Bleeding Anti-Lock Brakes…is it really as difficult as it sounds?

by James Walker, Jr. of scR motorsports (2001)

In general, whenever you are bleeding an ABS-equipped vehicle you can do so exactly as you would any other vehicle – stroke the pedal to pressurize the system, open a bleeder, close the same bleeder, and repeat. This does not change whether you are pressure-bleeding, vacuum-bleeding, or manual-bleeding. Just follow the same steps you normally would for a non-ABS vehicle and you’re most of the way there.

Operative Word: Most

Now, with some ABS devices, you are actually done no matter what (Delphi’s early ABS VI, for example). Bleed as above, and you are finished. Note that there are some special situations where the dealer will perform a diagnostic bleed of these early ABS units, but this is not within the scope of this article. Stop reading, and go get a drink.

However, other ABS devices have their own internal reservoirs (Bosch ABS 5.3, for example) that are not a part of the primary brake circuit and are only opened to the rest of the circuit when the ABS is active. Now, if you just bled your system per the above technique and never again cycled your ABS, you would be fine. However, as soon as the ABS cycled – even for a few tenths of a second – the “old” fluid (which was never bled because it was hidden) would be dumped into the primary circuit. Not the end of the world, but you want fresh fluid everywhere, right?

The Factory Procedure

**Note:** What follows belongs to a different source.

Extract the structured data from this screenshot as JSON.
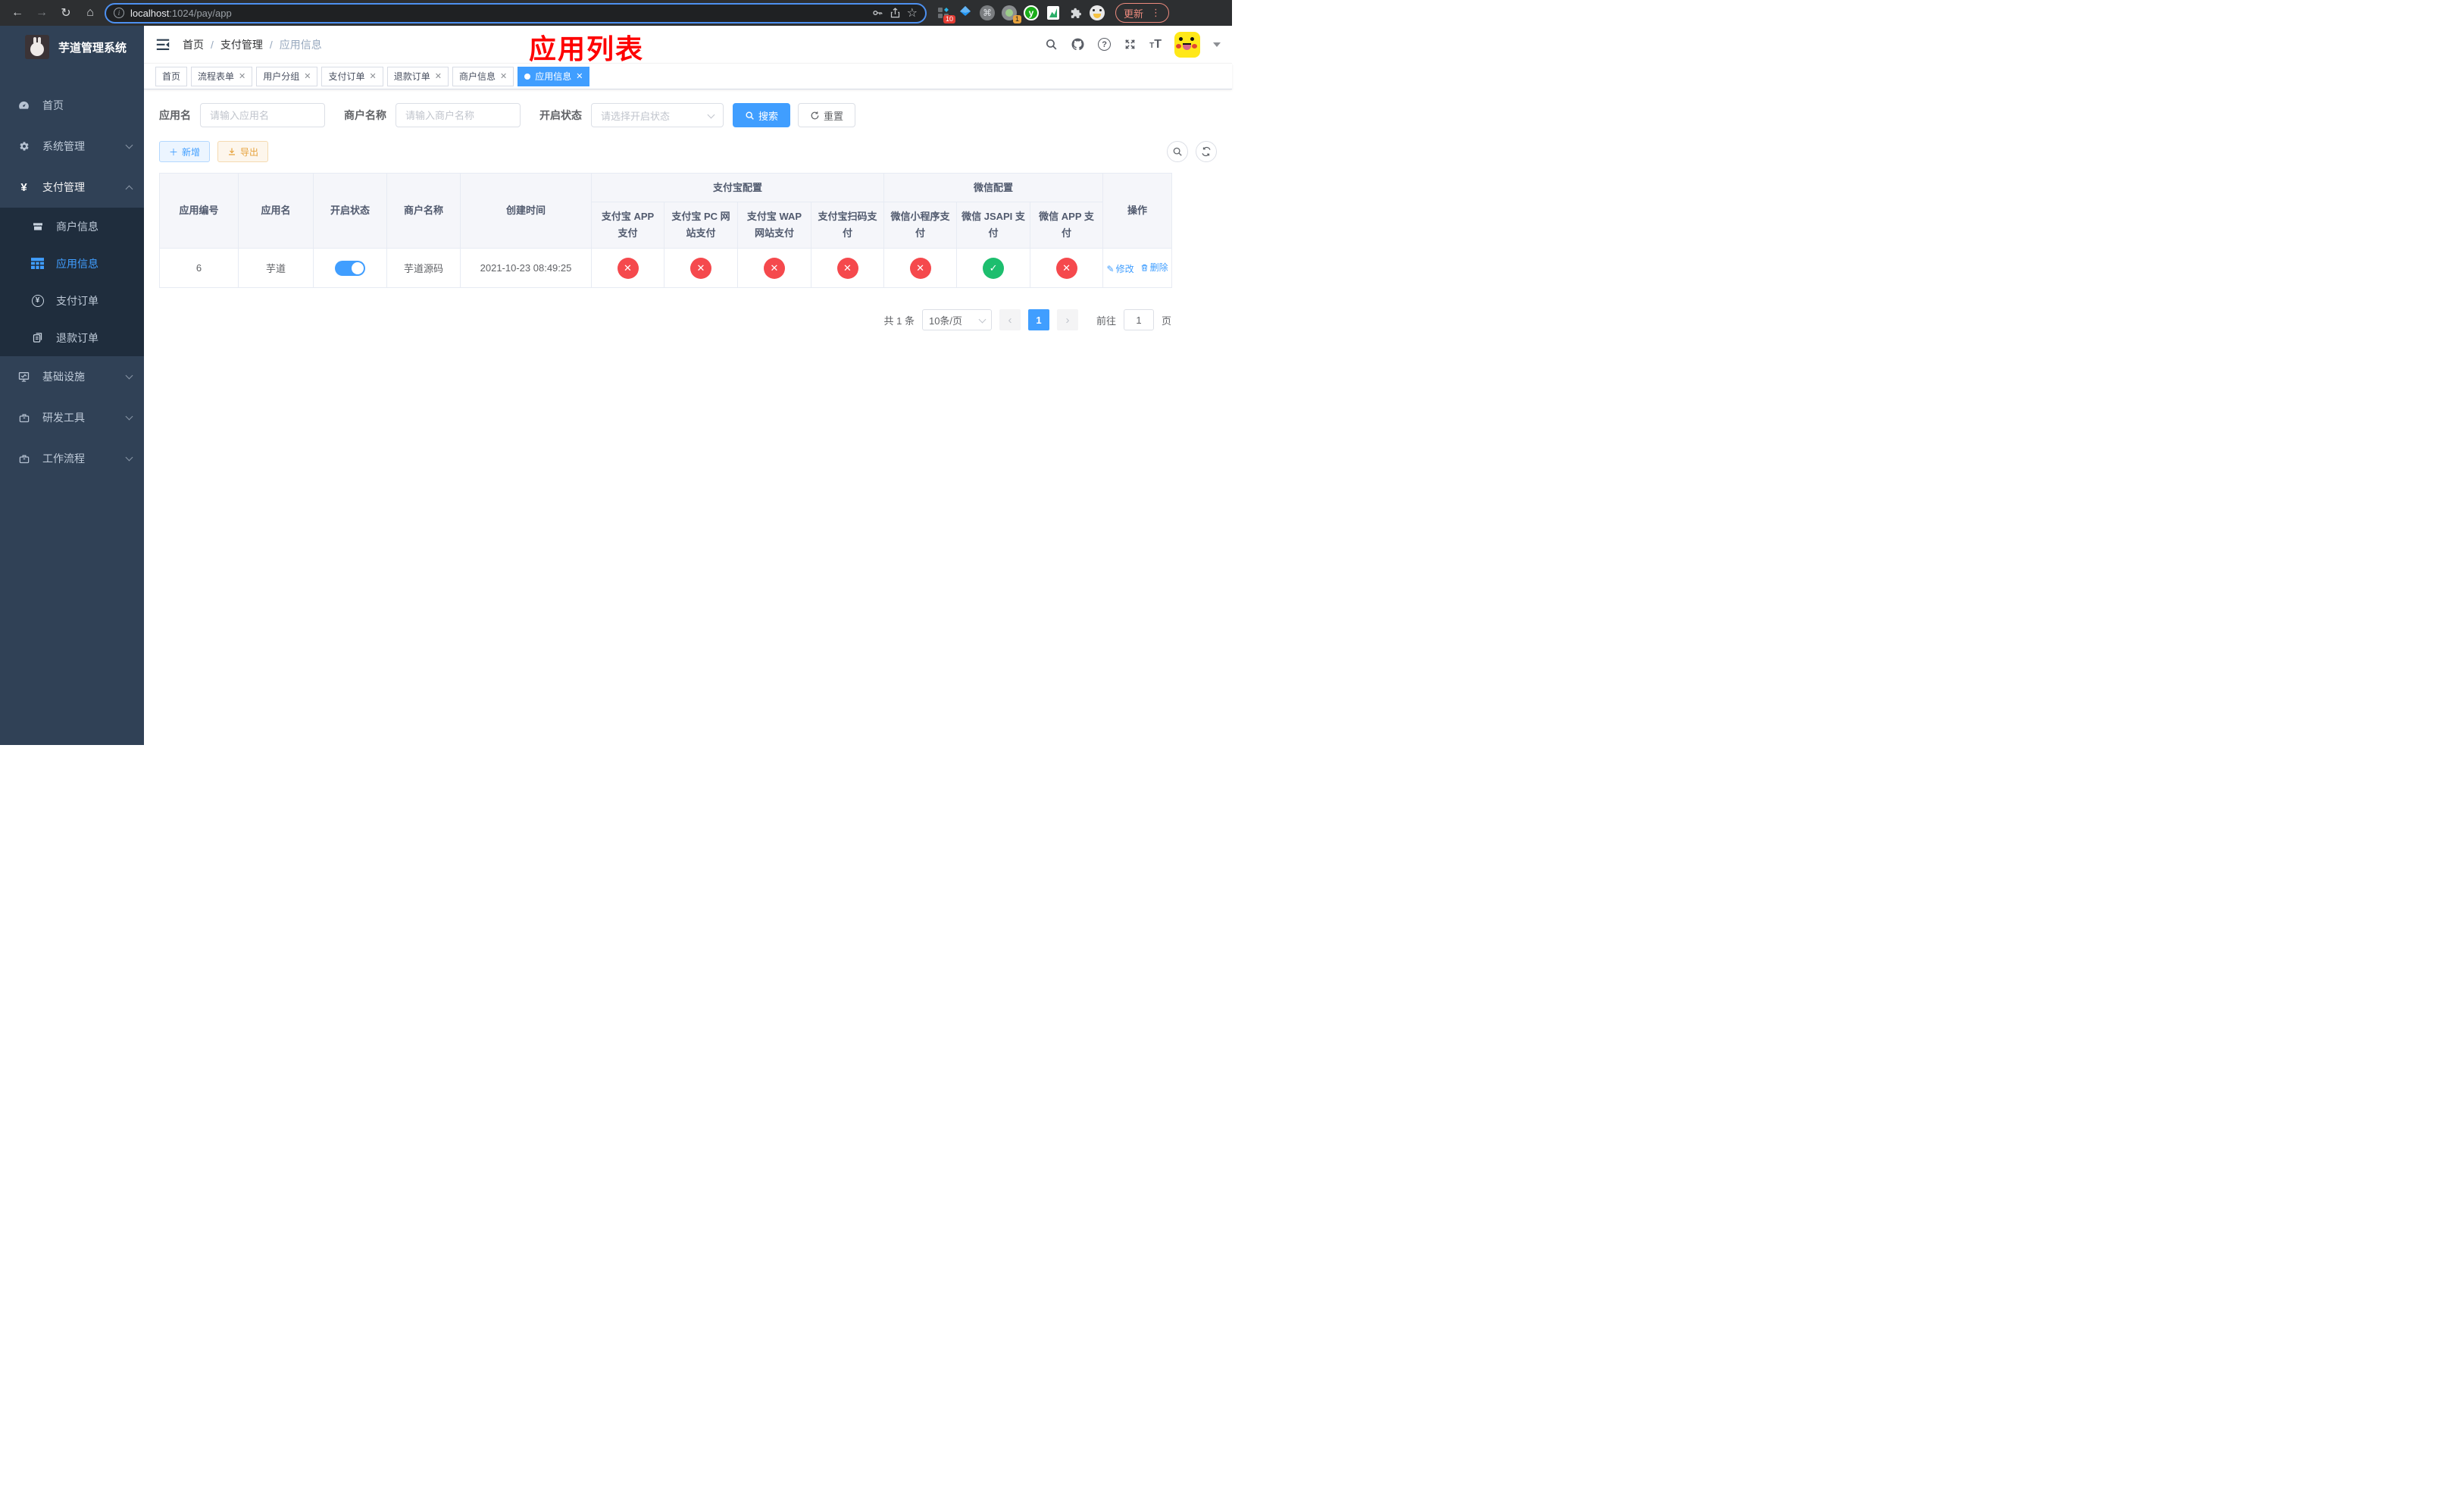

With these systems, the correct way to bleed the ENTIRE vehicle is to employ a Dealer service tool (it usually looks like a Nintendo GameBoy) that allows you to cycle the ABS valves and/or the pump motor WHILE you are bleeding the brakes. In effect, this allows you to open the hidden passages in order to purge the fluid completely. Fresh fluid is then drawn into the ABS unit, and the old stuff can be flushed away with the rest of the mess. Nothing to it.

The end result takes a little more time than a conventional bleed, and requires you use a little more fluid, but looks like this:

Step 1 – Manually bleed RR, LR, RF, LF brakes

Step 2 – Install service tool and cycle all valves and/or pumps

Step 3 – Manually bleed RR, LR, RF, and LF brakes again

You end up having bled the system twice, but this is necessary to ensure that fresh fluid – and NOT used fluid – is drawn into the unit the next time that the ABS valves (and/or pump) are cycled.

The 75% Answer

The last 25% of course is “does my car have these mysterious hidden passages?” That’s for you to find out, but the following information should be useful in your quest for ABS knowledge.

As with any technology, manufacturers have produced several types of ABS over the years, and listing them all is simply not possible. In general, the most recent ABS product offerings – Bosch ABS 5.7, Bosch ABS 5.3, Continental MK25, Delphi’s DBC7 – all DO have the hidden passages and would require the procedure listed above. However, you cannot always rely on this generalization alone.

Our advice? Make a phone call to your local service department asking what their procedure is to bleed the brakes WHEN A NEW ABS UNIT IS INSTALLED (as opposed to when they change a caliper). If they claim that they need to cycle the ABS, it’s a good bet that you need to also.

But What If I Don’t Have The Dealer Service Tool?

If you really feel the need to cycle the valves, but do not have access to a service tool (or if the dealer is not willing to loan theirs) you COULD just replace Step #2 above with “go driving and slam on the brakes a few times to make the ABS work” to purge the used fluid from the unit. This is usually NOT the most efficient nor socially responsible solution (we’re not endorsing slamming on your brakes on public roads), though it seems to work just fine. You still need to bleed the car a second time, but it saves you from procuring the service tool.

But what about when I’m at the track?

Remember that this is the process for FLUSHING AND FILLING YOUR ENTIRE SYSTEM. If you are only replacing a caliper or performing any other operation where you are simply trying to bleed vapor and/or used fluid from the wheel-end components (like after a hard day of lapping,) you need only to bleed the brakes as you normally would…ala Step #1 above.

There is no reason to cycle the ABS if all you are simply trying to do is get vapor out of the calipers. For this reason, if you flush and fill your system only once per year, the rest of the time you will not need to perform the ABS cycling procedure…or worry about the service tool at all.